Data under study
—————

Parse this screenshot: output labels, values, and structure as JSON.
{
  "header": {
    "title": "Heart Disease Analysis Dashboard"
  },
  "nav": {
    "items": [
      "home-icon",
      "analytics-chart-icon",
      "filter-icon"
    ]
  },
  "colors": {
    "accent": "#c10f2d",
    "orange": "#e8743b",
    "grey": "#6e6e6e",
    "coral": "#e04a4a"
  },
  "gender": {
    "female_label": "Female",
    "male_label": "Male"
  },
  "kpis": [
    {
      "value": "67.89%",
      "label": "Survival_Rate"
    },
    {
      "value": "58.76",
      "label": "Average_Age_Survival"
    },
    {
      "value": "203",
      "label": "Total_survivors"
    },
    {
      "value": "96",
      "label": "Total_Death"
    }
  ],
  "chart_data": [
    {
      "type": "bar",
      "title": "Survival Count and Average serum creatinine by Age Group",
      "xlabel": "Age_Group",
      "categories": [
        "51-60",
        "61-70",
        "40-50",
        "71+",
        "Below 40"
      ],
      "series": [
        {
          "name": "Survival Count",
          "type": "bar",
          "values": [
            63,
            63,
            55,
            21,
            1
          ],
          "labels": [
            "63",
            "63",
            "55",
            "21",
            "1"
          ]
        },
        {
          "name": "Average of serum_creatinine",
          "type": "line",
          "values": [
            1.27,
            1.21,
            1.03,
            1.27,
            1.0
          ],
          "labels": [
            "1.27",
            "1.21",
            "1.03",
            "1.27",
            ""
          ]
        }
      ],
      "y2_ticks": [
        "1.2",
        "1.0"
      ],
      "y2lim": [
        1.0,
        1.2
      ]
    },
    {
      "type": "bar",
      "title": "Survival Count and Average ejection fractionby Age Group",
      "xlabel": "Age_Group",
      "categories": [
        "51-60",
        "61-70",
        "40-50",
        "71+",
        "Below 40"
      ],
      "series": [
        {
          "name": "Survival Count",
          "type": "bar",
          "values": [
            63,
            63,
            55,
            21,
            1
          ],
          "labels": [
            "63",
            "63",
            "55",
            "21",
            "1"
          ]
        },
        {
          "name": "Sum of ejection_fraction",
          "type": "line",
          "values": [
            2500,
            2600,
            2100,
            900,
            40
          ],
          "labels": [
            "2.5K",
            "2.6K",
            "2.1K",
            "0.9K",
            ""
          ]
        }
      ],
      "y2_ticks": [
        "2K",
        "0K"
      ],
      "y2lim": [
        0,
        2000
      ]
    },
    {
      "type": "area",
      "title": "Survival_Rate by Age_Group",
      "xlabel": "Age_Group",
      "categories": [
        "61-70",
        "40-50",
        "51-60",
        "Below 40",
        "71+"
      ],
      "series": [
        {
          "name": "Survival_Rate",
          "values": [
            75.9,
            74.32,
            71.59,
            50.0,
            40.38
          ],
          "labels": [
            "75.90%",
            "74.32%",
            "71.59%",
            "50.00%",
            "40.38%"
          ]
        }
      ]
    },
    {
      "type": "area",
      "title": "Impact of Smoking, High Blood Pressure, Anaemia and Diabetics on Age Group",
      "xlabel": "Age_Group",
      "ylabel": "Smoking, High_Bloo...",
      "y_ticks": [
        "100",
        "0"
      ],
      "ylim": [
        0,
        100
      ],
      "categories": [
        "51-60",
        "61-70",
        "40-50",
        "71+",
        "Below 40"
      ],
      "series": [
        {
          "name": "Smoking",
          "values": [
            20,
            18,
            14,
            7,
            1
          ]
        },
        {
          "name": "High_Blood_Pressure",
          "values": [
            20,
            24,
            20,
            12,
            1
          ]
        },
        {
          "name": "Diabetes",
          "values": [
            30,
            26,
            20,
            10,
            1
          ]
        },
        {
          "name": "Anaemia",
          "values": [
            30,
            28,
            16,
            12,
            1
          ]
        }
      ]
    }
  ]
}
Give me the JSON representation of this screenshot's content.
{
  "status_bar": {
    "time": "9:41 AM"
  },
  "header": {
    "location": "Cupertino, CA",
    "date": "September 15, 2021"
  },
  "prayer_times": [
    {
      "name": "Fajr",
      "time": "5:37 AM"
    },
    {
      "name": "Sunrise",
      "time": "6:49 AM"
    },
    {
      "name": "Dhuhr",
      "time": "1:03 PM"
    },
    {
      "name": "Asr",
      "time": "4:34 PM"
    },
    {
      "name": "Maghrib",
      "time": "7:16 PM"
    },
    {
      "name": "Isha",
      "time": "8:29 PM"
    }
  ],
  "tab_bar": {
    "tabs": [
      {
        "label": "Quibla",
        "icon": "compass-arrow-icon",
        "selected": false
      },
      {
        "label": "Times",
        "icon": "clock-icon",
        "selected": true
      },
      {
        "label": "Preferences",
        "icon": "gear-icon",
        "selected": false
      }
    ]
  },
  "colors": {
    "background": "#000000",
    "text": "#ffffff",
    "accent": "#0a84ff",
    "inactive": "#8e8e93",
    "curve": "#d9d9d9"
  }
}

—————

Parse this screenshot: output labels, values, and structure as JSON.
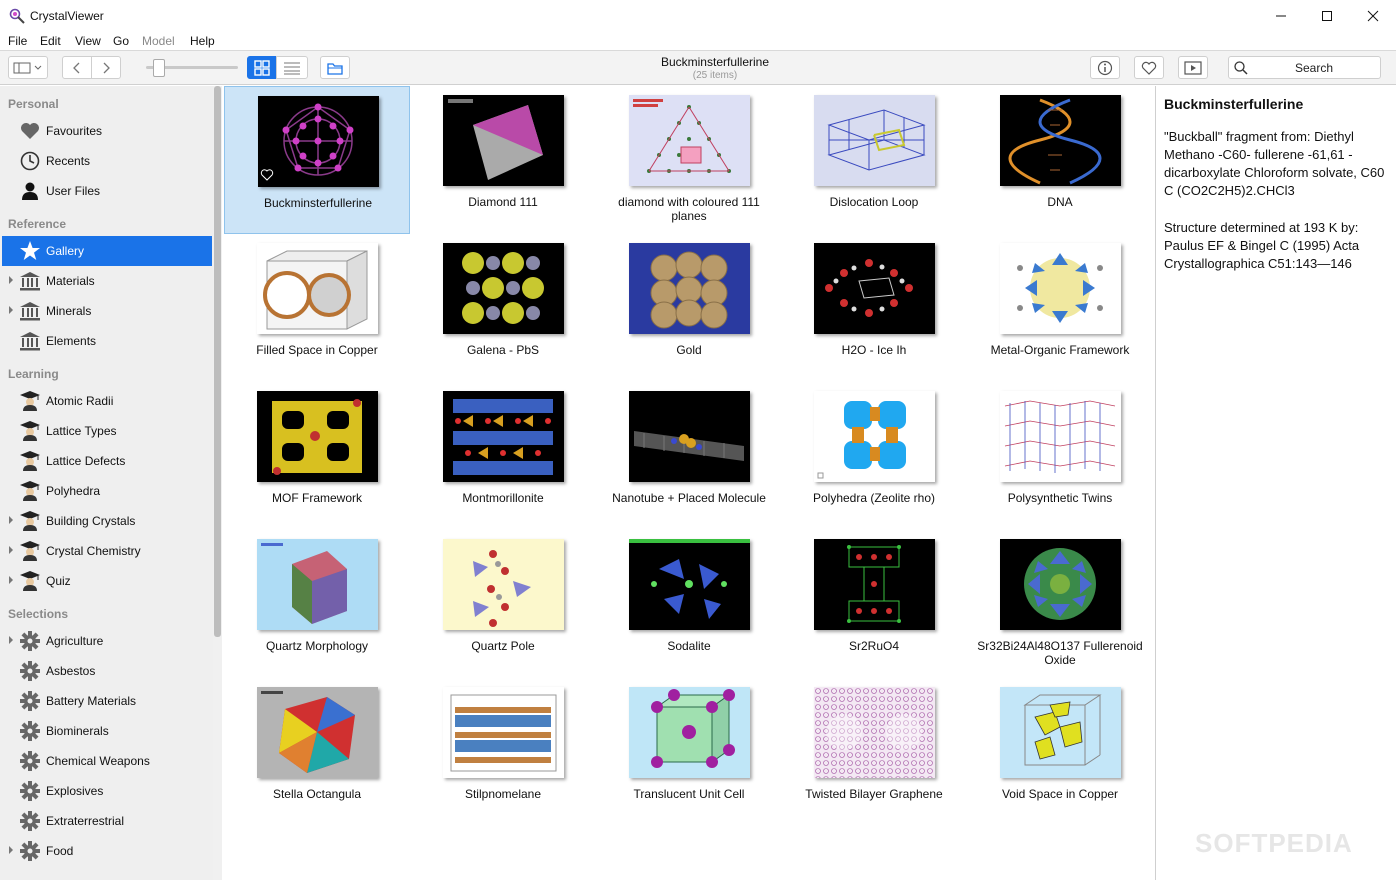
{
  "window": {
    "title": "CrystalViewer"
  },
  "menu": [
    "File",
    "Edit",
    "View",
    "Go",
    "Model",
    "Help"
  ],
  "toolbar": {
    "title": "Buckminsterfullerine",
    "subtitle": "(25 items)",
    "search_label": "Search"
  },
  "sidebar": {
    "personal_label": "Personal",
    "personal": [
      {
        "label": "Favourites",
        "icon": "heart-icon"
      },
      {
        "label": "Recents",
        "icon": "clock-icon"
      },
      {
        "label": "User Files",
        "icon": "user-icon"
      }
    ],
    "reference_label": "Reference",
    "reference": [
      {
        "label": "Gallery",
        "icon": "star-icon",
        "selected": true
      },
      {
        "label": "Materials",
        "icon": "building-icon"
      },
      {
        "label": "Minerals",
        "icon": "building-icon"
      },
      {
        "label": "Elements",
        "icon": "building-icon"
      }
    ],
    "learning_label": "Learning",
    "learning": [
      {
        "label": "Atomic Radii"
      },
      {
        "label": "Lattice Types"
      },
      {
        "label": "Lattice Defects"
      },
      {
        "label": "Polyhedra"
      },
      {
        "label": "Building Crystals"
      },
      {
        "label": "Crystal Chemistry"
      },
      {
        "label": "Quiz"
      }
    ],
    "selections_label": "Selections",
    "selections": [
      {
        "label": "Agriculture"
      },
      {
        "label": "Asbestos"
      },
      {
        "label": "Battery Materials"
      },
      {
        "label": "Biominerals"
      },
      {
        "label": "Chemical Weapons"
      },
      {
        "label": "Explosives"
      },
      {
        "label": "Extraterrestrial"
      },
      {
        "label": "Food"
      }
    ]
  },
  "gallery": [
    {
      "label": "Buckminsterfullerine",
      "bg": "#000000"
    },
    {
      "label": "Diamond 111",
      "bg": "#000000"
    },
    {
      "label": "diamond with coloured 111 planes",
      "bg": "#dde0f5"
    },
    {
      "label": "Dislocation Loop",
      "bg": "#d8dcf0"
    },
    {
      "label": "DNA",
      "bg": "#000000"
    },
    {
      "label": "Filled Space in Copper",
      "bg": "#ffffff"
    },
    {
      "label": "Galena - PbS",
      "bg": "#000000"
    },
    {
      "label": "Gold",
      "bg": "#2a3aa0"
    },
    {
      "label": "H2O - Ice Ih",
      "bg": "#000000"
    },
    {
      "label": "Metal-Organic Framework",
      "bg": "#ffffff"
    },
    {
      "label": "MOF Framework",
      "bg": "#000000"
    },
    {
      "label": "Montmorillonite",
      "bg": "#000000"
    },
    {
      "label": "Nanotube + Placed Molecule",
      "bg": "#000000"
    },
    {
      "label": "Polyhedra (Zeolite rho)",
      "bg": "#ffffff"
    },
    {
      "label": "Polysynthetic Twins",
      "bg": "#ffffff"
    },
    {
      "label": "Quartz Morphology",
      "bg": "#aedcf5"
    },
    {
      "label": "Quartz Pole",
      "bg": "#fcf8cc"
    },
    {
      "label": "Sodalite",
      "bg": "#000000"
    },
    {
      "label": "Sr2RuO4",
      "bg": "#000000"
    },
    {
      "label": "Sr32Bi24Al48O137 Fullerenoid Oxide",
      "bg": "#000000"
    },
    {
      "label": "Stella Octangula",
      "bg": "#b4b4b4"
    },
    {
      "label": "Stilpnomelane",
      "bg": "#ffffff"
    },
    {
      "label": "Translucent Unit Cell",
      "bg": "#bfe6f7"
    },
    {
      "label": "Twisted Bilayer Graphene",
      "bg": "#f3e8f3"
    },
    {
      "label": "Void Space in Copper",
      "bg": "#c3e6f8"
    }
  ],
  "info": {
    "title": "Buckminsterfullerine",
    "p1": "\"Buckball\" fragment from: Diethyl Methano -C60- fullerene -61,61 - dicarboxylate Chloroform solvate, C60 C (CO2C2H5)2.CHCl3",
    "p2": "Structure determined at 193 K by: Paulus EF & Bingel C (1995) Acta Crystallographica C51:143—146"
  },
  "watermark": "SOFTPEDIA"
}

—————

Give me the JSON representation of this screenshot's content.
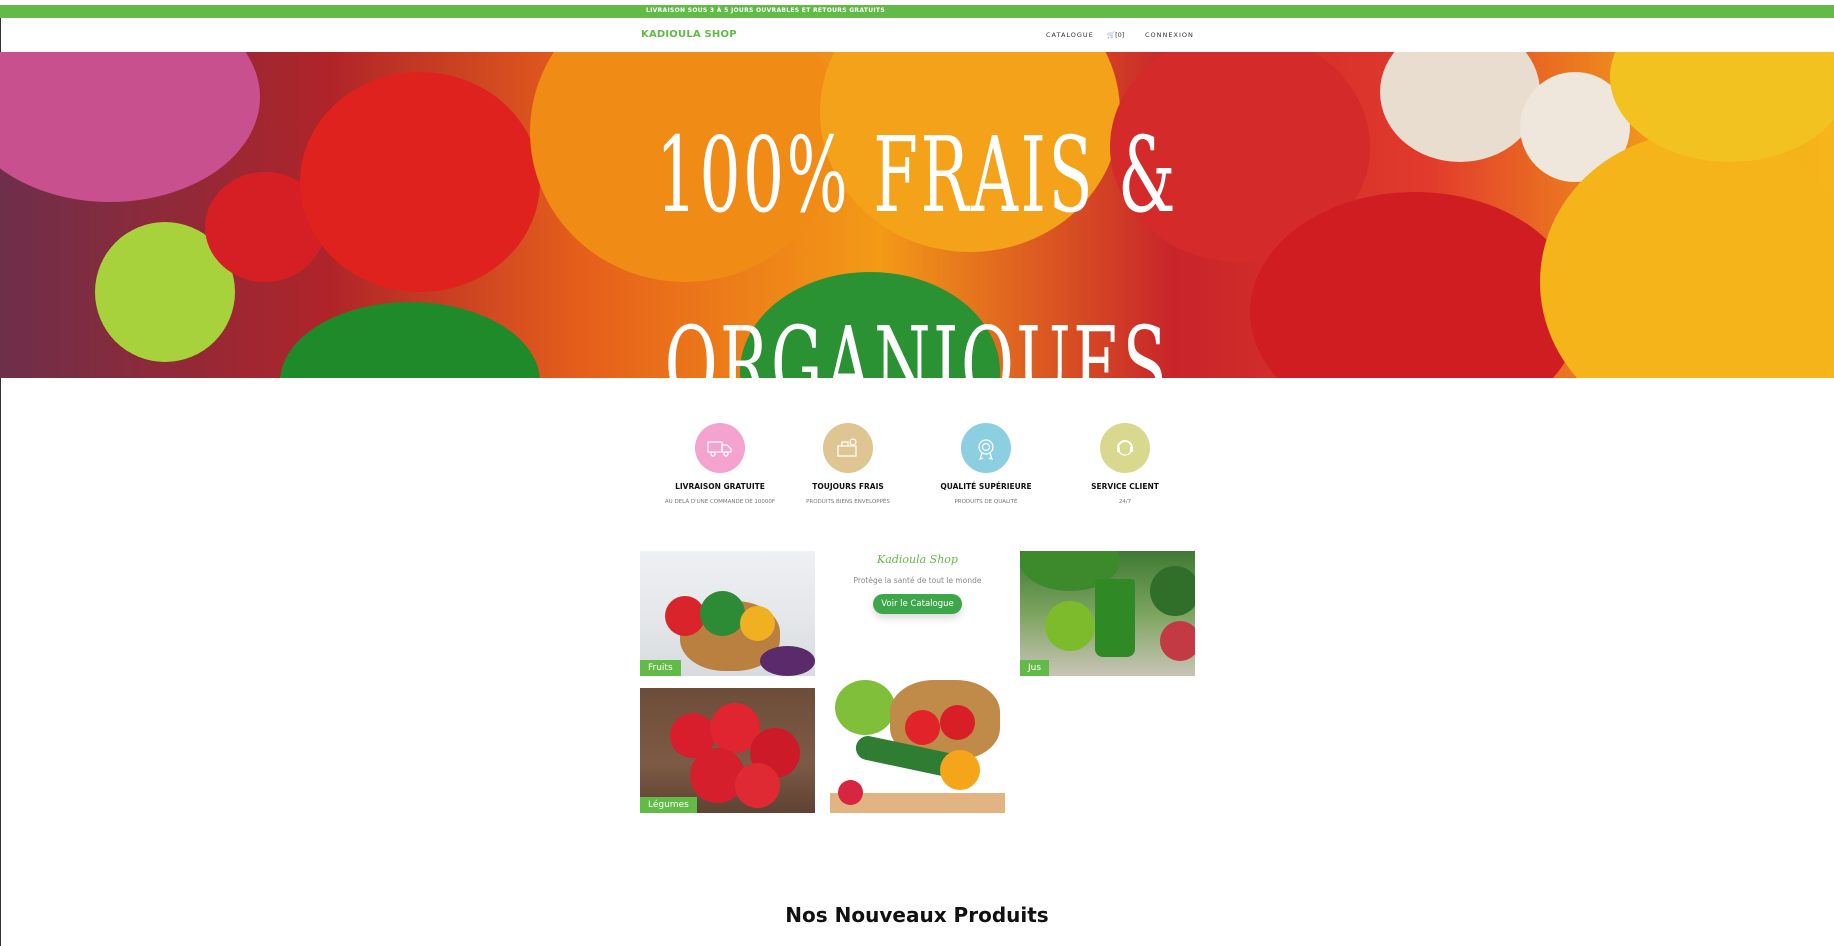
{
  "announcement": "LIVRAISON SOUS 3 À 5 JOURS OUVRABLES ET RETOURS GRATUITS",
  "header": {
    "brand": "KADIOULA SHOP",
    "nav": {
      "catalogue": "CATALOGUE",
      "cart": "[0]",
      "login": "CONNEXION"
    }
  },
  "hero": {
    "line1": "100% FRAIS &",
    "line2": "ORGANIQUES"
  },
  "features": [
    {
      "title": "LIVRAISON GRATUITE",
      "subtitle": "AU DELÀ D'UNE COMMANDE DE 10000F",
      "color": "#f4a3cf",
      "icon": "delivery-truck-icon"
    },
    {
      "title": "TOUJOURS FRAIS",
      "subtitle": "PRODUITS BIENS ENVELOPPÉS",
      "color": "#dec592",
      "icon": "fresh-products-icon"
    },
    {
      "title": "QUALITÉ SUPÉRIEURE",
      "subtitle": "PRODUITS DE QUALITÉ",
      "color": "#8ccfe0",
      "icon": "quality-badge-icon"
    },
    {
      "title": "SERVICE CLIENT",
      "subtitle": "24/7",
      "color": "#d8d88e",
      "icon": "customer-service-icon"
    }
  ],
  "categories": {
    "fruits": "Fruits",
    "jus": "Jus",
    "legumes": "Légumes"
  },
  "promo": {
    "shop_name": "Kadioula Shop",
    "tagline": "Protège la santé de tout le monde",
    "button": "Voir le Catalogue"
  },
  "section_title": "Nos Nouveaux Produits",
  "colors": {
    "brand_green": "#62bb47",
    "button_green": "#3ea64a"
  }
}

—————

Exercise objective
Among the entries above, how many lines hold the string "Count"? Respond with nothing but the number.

Result of this task
4